Biltmore-Staff-Dining-Room | Fiddle Dee Dee

House staff dining room

The legacy of hospitality and sustainability are two of my favorite reasons to visit the Biltmore Estate over and over as these are still prevalent around the estate today.  No, it’s not exactly the same, but the staff of Biltmore are gracious and kind, welcoming, and knowledgable.  The restaurants utilize a farm to table program with much of the produce and meats are estate raised!  And while we did not visit the winery on this trip (I did purchase some amazing grape juice), the legacy of Vanderbilt land continues.

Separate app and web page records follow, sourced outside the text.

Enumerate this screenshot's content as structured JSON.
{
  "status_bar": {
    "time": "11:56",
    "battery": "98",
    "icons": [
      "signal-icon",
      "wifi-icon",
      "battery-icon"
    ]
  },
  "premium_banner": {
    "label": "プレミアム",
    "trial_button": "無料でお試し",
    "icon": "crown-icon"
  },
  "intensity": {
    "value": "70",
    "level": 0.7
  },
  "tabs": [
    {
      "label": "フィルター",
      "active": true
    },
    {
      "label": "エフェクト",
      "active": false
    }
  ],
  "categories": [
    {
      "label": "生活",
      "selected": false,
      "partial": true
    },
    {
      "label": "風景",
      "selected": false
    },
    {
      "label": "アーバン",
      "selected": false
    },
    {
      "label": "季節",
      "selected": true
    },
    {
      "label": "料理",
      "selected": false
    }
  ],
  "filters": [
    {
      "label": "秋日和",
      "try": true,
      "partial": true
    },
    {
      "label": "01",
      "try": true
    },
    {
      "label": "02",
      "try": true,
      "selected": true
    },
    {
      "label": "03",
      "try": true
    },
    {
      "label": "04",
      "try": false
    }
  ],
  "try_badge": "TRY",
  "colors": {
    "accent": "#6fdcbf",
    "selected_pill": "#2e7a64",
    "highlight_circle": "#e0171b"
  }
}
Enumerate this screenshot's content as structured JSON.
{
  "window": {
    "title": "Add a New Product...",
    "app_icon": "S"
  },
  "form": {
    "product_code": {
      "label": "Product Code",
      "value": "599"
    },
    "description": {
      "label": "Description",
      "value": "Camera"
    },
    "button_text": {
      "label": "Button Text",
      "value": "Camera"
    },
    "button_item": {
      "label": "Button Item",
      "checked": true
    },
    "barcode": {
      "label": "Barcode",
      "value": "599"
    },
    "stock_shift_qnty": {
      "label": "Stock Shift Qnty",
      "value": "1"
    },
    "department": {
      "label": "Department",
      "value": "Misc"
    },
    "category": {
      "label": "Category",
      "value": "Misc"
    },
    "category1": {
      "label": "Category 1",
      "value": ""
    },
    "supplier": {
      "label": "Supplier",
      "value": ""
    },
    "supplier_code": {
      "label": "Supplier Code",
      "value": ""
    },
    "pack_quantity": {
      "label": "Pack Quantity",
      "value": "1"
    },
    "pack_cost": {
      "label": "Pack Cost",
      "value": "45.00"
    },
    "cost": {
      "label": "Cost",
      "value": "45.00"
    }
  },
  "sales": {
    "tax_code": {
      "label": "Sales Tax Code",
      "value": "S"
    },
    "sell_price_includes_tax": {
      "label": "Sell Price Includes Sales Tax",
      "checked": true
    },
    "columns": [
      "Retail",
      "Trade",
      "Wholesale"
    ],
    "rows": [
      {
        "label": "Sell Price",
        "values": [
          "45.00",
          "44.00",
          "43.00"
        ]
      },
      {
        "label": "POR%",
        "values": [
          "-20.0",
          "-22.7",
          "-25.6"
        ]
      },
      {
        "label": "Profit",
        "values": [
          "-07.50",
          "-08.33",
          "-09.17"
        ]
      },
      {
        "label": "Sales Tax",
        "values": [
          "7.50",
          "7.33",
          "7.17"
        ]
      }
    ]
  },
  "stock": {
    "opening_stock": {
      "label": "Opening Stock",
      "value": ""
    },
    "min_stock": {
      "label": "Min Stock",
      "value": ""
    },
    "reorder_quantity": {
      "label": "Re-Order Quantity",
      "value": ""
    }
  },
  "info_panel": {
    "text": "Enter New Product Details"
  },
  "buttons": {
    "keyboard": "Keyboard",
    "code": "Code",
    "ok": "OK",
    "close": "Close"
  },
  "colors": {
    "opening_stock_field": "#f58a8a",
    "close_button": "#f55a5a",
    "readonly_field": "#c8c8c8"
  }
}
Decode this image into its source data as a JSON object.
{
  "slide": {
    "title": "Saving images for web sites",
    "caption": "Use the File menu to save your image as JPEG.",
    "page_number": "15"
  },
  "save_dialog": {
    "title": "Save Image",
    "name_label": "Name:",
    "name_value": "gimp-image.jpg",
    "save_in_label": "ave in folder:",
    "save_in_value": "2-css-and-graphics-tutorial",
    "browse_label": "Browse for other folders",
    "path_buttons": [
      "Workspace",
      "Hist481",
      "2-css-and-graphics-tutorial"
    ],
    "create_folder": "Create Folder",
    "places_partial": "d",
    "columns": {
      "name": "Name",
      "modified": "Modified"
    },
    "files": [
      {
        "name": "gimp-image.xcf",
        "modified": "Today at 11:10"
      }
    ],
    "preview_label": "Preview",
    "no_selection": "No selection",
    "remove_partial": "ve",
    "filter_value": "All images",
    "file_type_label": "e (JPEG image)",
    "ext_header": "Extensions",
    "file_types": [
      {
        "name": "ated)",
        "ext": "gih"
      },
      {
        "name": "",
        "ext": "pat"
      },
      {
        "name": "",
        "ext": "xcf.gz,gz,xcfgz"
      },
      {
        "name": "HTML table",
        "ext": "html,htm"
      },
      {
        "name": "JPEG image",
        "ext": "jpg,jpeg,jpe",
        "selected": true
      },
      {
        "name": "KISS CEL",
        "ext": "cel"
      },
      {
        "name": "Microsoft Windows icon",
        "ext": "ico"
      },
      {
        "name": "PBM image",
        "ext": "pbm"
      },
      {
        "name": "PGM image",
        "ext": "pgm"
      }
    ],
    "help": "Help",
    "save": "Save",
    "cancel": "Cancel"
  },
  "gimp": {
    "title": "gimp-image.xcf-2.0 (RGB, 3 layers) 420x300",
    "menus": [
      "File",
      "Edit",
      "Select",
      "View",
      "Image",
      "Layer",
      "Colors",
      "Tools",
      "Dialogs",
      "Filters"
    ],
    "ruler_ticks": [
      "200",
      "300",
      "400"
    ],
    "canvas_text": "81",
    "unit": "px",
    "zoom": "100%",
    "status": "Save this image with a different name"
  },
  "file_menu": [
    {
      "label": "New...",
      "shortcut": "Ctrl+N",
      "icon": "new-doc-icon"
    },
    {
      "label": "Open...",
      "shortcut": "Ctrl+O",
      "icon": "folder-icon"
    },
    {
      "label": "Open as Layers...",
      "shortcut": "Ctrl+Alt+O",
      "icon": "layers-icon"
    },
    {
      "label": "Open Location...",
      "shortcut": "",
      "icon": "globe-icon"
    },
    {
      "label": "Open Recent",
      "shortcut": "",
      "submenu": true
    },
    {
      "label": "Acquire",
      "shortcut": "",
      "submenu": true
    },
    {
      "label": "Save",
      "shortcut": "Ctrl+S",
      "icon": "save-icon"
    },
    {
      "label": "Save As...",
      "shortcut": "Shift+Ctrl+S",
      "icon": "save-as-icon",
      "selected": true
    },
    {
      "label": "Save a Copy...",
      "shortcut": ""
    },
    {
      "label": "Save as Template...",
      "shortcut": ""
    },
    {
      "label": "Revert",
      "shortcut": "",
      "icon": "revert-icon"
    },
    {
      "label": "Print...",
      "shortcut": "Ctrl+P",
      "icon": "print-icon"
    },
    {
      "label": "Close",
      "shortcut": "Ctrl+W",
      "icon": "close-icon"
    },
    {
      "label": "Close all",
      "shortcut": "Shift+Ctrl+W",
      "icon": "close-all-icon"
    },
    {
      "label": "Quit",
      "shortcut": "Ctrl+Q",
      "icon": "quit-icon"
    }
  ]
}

Biltmore-Sunflowers | Fiddle Dee Dee21751594_1594918093902361_8581185044392291680_n

Take a trip for yourself and see just how fabulous the Biltmore Estate is!

 

Signature

One thought on “Biltmore Estate Girls Weekend

Leave a Reply

Fill in your details below or click an icon to log in:

WordPress.com Logo

You are commenting using your WordPress.com account. Log Out / Change )

Twitter picture

You are commenting using your Twitter account. Log Out / Change )

Facebook photo

You are commenting using your Facebook account. Log Out / Change )

Google+ photo

You are commenting using your Google+ account. Log Out / Change )

Connecting to %s